Corning had crunched the numbers. He had listened to feedback from the judges. And he soared down what he described as a "ski racing course" with, essentially, no fear.

Alas, it wasn't enough.

"I did (think it was enough)," Corning said. "Cause we talked about it at the top. Me and (U.S. snowboard coaches) Dave Reynolds and Mike Ramirez were kind of, like, looking at it pretty mathematically.

"Before I came here, I told my parents, 'I want to win,'" Corning added. "And that was the whole point. I came out here and rode as hard as I could. I wanted to win this contest. You know, I wanted to put down a good show and I wanted to prove to myself that … I could be up there with those guys. It didn't exactly happen today in the way I would have wanted, but I'll take a second place out of it."

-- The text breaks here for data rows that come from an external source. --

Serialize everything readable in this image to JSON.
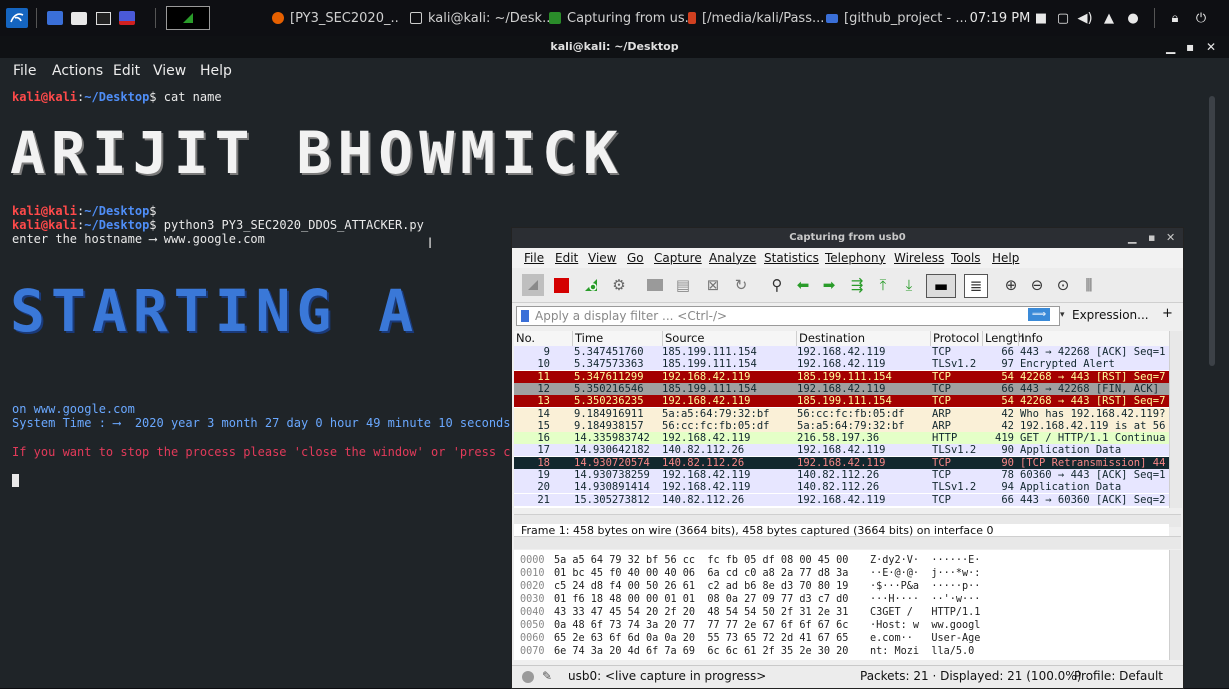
{
  "taskbar": {
    "tasks": [
      {
        "label": "[PY3_SEC2020_...",
        "icon": "firefox-icon",
        "color": "#e66000"
      },
      {
        "label": "kali@kali: ~/Desk...",
        "icon": "terminal-icon",
        "color": "#cccccc"
      },
      {
        "label": "Capturing from us...",
        "icon": "wireshark-icon",
        "color": "#2a8c2a"
      },
      {
        "label": "[/media/kali/Pass...",
        "icon": "editor-icon",
        "color": "#d04020"
      },
      {
        "label": "[github_project - ...",
        "icon": "folder-icon",
        "color": "#3a6fd8"
      }
    ],
    "clock": "07:19 PM"
  },
  "terminal": {
    "title": "kali@kali: ~/Desktop",
    "menu": [
      "File",
      "Actions",
      "Edit",
      "View",
      "Help"
    ],
    "prompt_user": "kali@kali",
    "prompt_path": "~/Desktop",
    "cmd1": "cat name",
    "banner_name": "ARIJIT BHOWMICK",
    "cmd2": "python3 PY3_SEC2020_DDOS_ATTACKER.py",
    "hostname_line": "enter the hostname ⟶ www.google.com",
    "banner_starting": "STARTING A",
    "on_host": "on www.google.com",
    "system_time": "System Time : ⟶  2020 year 3 month 27 day 0 hour 49 minute 10 seconds",
    "stop_msg": "If you want to stop the process please 'close the window' or 'press ct"
  },
  "wireshark": {
    "title": "Capturing from usb0",
    "menu": [
      "File",
      "Edit",
      "View",
      "Go",
      "Capture",
      "Analyze",
      "Statistics",
      "Telephony",
      "Wireless",
      "Tools",
      "Help"
    ],
    "filter_placeholder": "Apply a display filter ... <Ctrl-/>",
    "expression_label": "Expression...",
    "plus_label": "+",
    "columns": [
      "No.",
      "Time",
      "Source",
      "Destination",
      "Protocol",
      "Length",
      "Info"
    ],
    "packets": [
      {
        "no": "9",
        "time": "5.347451760",
        "src": "185.199.111.154",
        "dst": "192.168.42.119",
        "proto": "TCP",
        "len": "66",
        "info": "443 → 42268 [ACK] Seq=1",
        "bg": "#e7e6ff",
        "fg": "#12272e"
      },
      {
        "no": "10",
        "time": "5.347573363",
        "src": "185.199.111.154",
        "dst": "192.168.42.119",
        "proto": "TLSv1.2",
        "len": "97",
        "info": "Encrypted Alert",
        "bg": "#e7e6ff",
        "fg": "#12272e"
      },
      {
        "no": "11",
        "time": "5.347611299",
        "src": "192.168.42.119",
        "dst": "185.199.111.154",
        "proto": "TCP",
        "len": "54",
        "info": "42268 → 443 [RST] Seq=7",
        "bg": "#a40000",
        "fg": "#fffc9c"
      },
      {
        "no": "12",
        "time": "5.350216546",
        "src": "185.199.111.154",
        "dst": "192.168.42.119",
        "proto": "TCP",
        "len": "66",
        "info": "443 → 42268 [FIN, ACK]",
        "bg": "#a0a0a0",
        "fg": "#12272e"
      },
      {
        "no": "13",
        "time": "5.350236235",
        "src": "192.168.42.119",
        "dst": "185.199.111.154",
        "proto": "TCP",
        "len": "54",
        "info": "42268 → 443 [RST] Seq=7",
        "bg": "#a40000",
        "fg": "#fffc9c"
      },
      {
        "no": "14",
        "time": "9.184916911",
        "src": "5a:a5:64:79:32:bf",
        "dst": "56:cc:fc:fb:05:df",
        "proto": "ARP",
        "len": "42",
        "info": "Who has 192.168.42.119?",
        "bg": "#faf0d7",
        "fg": "#12272e"
      },
      {
        "no": "15",
        "time": "9.184938157",
        "src": "56:cc:fc:fb:05:df",
        "dst": "5a:a5:64:79:32:bf",
        "proto": "ARP",
        "len": "42",
        "info": "192.168.42.119 is at 56",
        "bg": "#faf0d7",
        "fg": "#12272e"
      },
      {
        "no": "16",
        "time": "14.335983742",
        "src": "192.168.42.119",
        "dst": "216.58.197.36",
        "proto": "HTTP",
        "len": "419",
        "info": "GET / HTTP/1.1 Continua",
        "bg": "#e4ffc7",
        "fg": "#12272e"
      },
      {
        "no": "17",
        "time": "14.930642182",
        "src": "140.82.112.26",
        "dst": "192.168.42.119",
        "proto": "TLSv1.2",
        "len": "90",
        "info": "Application Data",
        "bg": "#e7e6ff",
        "fg": "#12272e"
      },
      {
        "no": "18",
        "time": "14.930720574",
        "src": "140.82.112.26",
        "dst": "192.168.42.119",
        "proto": "TCP",
        "len": "90",
        "info": "[TCP Retransmission] 44",
        "bg": "#12272e",
        "fg": "#f78787"
      },
      {
        "no": "19",
        "time": "14.930738259",
        "src": "192.168.42.119",
        "dst": "140.82.112.26",
        "proto": "TCP",
        "len": "78",
        "info": "60360 → 443 [ACK] Seq=1",
        "bg": "#e7e6ff",
        "fg": "#12272e"
      },
      {
        "no": "20",
        "time": "14.930891414",
        "src": "192.168.42.119",
        "dst": "140.82.112.26",
        "proto": "TLSv1.2",
        "len": "94",
        "info": "Application Data",
        "bg": "#e7e6ff",
        "fg": "#12272e"
      },
      {
        "no": "21",
        "time": "15.305273812",
        "src": "140.82.112.26",
        "dst": "192.168.42.119",
        "proto": "TCP",
        "len": "66",
        "info": "443 → 60360 [ACK] Seq=2",
        "bg": "#e7e6ff",
        "fg": "#12272e"
      }
    ],
    "detail_line": "  Frame 1: 458 bytes on wire (3664 bits), 458 bytes captured (3664 bits) on interface 0",
    "hex_rows": [
      {
        "off": "0000",
        "hex": "5a a5 64 79 32 bf 56 cc  fc fb 05 df 08 00 45 00",
        "ascii": "Z·dy2·V·  ······E·"
      },
      {
        "off": "0010",
        "hex": "01 bc 45 f0 40 00 40 06  6a cd c0 a8 2a 77 d8 3a",
        "ascii": "··E·@·@·  j···*w·:"
      },
      {
        "off": "0020",
        "hex": "c5 24 d8 f4 00 50 26 61  c2 ad b6 8e d3 70 80 19",
        "ascii": "·$···P&a  ·····p··"
      },
      {
        "off": "0030",
        "hex": "01 f6 18 48 00 00 01 01  08 0a 27 09 77 d3 c7 d0",
        "ascii": "···H····  ··'·w···"
      },
      {
        "off": "0040",
        "hex": "43 33 47 45 54 20 2f 20  48 54 54 50 2f 31 2e 31",
        "ascii": "C3GET /   HTTP/1.1"
      },
      {
        "off": "0050",
        "hex": "0a 48 6f 73 74 3a 20 77  77 77 2e 67 6f 6f 67 6c",
        "ascii": "·Host: w  ww.googl"
      },
      {
        "off": "0060",
        "hex": "65 2e 63 6f 6d 0a 0a 20  55 73 65 72 2d 41 67 65",
        "ascii": "e.com··   User-Age"
      },
      {
        "off": "0070",
        "hex": "6e 74 3a 20 4d 6f 7a 69  6c 6c 61 2f 35 2e 30 20",
        "ascii": "nt: Mozi  lla/5.0 "
      }
    ],
    "status": {
      "capture": "usb0: <live capture in progress>",
      "packets": "Packets: 21 · Displayed: 21 (100.0%)",
      "profile": "Profile: Default"
    }
  }
}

Friday's Burton U.S. Open slopestyle final certainly was a competition that could have gone "either way," as the champion and Burton snowboarder McMorris said afterward. While nursing a sore rib after he dodged Corning's run and was crowned champion for the second straight year, McMorris shed light on what he — and the other top riders — were thinking as they waited for Corning's score to come in.

"It's hard to say, I don't really remember what I was feeling," McMorris said. "I was definitely feeling my rib — it's really hard to breathe in right now. And then, also, (Corning) just put down an awesome run with little to no sketches. It could have went either way, that's just how contests go. I've been on the winning end of that side and the losing end of that side a lot.

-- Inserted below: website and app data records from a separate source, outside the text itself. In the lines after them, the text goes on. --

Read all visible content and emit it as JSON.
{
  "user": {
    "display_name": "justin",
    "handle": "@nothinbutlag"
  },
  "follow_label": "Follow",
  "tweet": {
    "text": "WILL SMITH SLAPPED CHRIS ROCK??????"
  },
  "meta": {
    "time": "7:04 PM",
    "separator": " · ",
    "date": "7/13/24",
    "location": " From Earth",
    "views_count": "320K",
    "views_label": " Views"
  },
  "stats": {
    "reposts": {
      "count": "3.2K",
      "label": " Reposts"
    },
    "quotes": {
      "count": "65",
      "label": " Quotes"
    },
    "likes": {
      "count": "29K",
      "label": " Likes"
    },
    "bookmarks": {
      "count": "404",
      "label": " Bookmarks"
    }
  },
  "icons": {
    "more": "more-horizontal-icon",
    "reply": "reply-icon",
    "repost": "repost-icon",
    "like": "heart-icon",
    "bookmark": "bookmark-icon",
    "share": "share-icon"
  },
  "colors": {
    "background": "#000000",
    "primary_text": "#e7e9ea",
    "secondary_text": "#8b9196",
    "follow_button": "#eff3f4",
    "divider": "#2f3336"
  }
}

"I guess there was — yeah — I don't know really what I thought," McMorris continued. "I was standing talking to (Japanese snowboarder) Yuki (Kadono). He thought maybe (I had done enough to win), and I thought maybe (I hadn't). And then (Corning's score came in) so, all smiles. It's all good.

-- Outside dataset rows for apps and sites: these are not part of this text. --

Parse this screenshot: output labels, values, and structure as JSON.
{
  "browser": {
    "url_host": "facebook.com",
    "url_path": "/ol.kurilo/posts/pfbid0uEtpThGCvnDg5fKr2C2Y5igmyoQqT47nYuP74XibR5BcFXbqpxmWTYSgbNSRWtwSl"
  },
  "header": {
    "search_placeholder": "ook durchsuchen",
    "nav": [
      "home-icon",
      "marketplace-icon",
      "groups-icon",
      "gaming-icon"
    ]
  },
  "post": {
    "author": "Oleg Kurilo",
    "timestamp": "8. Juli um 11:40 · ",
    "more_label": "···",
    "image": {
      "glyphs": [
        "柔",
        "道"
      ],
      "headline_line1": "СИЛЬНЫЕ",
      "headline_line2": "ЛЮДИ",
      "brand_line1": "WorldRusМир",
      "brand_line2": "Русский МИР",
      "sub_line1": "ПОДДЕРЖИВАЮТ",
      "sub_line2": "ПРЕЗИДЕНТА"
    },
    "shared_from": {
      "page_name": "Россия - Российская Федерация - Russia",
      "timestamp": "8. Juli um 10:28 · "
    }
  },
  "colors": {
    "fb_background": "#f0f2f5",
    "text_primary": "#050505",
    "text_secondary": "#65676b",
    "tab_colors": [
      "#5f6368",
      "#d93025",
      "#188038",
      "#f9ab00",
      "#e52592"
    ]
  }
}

"But Chris rode great and everybody pulled it together," McMorris added. "That last run was insane. The leaderboard switched a lot."

Though he was happy and proud of his second-place performance, Corning didn't mince words. Second place will only add fuel to his fire, one that was already burning after he failed to qualify for the Olympic slopestyle finals in Pyeongchang last month. So much so, that he quoted Will Ferrell's character from "Talladega Nights: The Ballad of Ricky Bobby."

"Definitely," Corning said about motivation moving forward. "As the movie saying goes, 'If you're not first, you're last.' So that's a really good motto to live my snowboarding career by, 'cause, it's really true. You know, that's something I've had near and dear to my heart because that's what I want to do. I want to be first. I want to be the best."

As for who was in that Corning cheering section leaning over the VIP area ledge at Vail Mountain's Golden Peak to have their voices heard, it wasn't only his parents and friends. His longtime snowboard sponsor Never Summer, a smaller, family-owned company based out of Denver, was at the Burton-sponsored event in full force as well. Corning was adamant that the support from Never Summer at a Burton event meant the world to him, as he pledged his allegiance moving forward. No matter where his snowboard skills take him.

"The owner of Never Summer, Tim Canaday, it's pretty awesome that he was here because, you know, they have been the structure of my whole entire snowboarding career," Corning said. "They've been through everything. I've been there with them since I was 8 (years old). You know, without them and without some of those guys that have been family friends up there, that kept the stoke of snowboarding in my life — then I wouldn't be here today.

"They've been family, ever since the start," Corning continued. "They've been there and they've stepped up and have been so awesome to me. And the best thing I can do is give back and come to a Burton event and put their name on the podium with them. Just give them a good name. I love them to death and will be with them probably for as long as my snowboard career goes on, just because they are so much like family."